Start of Input records

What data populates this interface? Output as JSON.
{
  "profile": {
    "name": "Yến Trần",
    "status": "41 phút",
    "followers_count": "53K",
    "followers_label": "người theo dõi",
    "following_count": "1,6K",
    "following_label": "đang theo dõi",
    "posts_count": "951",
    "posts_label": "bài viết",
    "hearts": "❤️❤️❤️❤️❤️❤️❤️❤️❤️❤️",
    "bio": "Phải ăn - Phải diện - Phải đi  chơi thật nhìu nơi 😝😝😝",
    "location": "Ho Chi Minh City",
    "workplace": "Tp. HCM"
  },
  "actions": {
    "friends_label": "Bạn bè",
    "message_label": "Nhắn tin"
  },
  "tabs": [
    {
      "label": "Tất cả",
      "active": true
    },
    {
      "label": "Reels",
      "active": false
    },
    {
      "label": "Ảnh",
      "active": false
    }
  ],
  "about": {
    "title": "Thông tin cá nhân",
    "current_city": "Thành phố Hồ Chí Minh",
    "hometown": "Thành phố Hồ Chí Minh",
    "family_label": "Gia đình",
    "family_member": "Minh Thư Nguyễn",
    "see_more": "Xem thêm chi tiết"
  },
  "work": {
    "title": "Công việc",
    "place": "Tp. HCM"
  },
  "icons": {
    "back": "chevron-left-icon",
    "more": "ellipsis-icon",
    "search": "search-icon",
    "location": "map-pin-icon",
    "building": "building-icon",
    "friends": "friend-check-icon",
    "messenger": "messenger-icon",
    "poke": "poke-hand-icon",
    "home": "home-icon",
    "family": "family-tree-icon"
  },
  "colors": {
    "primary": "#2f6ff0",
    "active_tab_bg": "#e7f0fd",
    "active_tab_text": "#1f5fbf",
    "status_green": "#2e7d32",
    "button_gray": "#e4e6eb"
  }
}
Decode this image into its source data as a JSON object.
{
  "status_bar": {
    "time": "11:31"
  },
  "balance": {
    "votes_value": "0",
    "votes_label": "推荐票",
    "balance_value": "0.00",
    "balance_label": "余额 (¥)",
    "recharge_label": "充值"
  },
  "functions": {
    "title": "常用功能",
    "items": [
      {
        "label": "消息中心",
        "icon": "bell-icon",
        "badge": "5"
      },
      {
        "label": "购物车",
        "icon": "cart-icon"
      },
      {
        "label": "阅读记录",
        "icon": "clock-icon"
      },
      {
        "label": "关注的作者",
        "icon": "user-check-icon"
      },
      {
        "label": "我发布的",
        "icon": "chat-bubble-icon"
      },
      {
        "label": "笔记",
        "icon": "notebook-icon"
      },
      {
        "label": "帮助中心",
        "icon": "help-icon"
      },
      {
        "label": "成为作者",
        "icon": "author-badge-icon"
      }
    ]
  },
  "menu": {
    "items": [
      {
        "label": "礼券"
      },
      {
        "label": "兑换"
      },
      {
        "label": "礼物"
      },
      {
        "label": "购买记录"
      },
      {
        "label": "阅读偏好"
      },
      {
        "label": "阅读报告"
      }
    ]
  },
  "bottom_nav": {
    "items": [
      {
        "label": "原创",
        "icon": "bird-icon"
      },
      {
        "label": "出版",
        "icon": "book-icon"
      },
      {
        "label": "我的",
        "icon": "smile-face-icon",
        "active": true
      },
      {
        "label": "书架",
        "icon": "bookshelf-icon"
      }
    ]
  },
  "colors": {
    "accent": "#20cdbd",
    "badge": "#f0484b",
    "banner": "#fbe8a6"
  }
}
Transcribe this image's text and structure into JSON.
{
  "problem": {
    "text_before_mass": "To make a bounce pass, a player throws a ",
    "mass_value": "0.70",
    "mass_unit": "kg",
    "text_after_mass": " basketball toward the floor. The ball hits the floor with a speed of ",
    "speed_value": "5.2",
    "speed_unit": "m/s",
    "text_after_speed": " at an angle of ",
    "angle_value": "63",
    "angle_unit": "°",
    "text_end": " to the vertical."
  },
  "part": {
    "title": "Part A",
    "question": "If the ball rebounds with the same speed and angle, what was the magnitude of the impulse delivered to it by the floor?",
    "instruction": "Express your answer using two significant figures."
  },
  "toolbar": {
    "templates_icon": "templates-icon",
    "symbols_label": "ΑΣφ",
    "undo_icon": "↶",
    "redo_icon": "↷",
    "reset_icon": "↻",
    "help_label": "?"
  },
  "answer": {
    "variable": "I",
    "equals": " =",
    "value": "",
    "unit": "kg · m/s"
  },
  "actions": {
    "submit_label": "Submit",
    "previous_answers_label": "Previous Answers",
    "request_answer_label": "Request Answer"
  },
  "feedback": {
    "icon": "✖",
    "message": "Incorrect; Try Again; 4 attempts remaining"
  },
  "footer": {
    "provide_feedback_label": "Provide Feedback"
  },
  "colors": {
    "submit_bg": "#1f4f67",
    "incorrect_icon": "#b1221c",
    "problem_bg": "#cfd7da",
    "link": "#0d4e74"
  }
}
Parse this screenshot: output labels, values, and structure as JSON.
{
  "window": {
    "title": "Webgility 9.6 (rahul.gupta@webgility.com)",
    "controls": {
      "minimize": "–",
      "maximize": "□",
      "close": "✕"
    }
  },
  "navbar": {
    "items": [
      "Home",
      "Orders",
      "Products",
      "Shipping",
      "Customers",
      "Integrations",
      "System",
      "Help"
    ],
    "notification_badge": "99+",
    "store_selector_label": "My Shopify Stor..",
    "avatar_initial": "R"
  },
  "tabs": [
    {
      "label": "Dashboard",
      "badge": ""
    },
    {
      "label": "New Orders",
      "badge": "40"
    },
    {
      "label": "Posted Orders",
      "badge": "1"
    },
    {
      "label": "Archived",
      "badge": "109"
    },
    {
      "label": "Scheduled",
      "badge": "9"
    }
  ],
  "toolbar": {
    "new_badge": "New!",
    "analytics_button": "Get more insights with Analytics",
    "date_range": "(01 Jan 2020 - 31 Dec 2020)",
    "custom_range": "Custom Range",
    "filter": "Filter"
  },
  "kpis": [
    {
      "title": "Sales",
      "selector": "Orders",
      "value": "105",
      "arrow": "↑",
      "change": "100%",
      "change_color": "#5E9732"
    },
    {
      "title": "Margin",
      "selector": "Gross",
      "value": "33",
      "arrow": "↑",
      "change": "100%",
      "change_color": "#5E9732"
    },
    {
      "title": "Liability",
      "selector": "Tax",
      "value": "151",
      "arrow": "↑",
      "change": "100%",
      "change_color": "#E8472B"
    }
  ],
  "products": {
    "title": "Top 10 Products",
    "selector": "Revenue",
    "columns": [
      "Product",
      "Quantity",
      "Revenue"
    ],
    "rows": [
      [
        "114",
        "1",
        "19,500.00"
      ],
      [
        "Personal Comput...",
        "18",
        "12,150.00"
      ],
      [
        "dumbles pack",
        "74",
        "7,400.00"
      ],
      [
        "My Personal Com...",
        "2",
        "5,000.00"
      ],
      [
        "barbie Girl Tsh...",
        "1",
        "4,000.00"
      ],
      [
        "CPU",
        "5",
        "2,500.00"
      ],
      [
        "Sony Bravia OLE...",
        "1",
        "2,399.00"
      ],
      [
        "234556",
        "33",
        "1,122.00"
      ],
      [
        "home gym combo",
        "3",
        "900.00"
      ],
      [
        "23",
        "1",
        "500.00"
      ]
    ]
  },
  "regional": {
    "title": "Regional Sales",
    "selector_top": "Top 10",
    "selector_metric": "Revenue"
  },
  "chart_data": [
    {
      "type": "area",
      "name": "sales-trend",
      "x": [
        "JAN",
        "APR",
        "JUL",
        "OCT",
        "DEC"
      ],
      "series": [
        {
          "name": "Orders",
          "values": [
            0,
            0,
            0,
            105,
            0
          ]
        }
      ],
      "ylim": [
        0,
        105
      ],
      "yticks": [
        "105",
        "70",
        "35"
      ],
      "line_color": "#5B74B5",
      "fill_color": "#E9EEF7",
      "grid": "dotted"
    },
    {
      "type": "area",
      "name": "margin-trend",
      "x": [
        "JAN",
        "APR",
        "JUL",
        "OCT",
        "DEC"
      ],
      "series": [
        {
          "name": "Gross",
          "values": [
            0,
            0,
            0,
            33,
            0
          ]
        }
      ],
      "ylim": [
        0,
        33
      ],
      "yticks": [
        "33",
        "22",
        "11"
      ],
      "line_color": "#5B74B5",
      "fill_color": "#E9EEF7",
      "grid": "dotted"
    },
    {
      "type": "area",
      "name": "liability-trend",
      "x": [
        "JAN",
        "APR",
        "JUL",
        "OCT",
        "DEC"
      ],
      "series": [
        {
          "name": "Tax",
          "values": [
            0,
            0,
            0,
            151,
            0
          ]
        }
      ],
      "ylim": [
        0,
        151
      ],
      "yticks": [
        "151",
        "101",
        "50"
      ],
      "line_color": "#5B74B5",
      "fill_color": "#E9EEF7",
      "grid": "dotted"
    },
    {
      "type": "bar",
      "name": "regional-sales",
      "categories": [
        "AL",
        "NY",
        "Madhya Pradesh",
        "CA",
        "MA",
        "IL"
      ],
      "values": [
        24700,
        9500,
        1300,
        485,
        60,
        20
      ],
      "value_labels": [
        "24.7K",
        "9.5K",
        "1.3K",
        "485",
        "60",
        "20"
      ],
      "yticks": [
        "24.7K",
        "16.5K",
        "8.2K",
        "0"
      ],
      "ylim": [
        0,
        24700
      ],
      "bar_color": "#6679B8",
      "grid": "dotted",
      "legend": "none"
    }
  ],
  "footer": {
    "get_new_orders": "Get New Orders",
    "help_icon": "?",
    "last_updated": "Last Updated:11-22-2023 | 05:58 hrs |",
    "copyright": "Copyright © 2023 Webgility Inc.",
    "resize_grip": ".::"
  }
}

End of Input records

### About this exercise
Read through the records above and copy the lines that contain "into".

### Solution to this task
Decode this image into its source data as a JSON object.
Transcribe this image's text and structure into JSON.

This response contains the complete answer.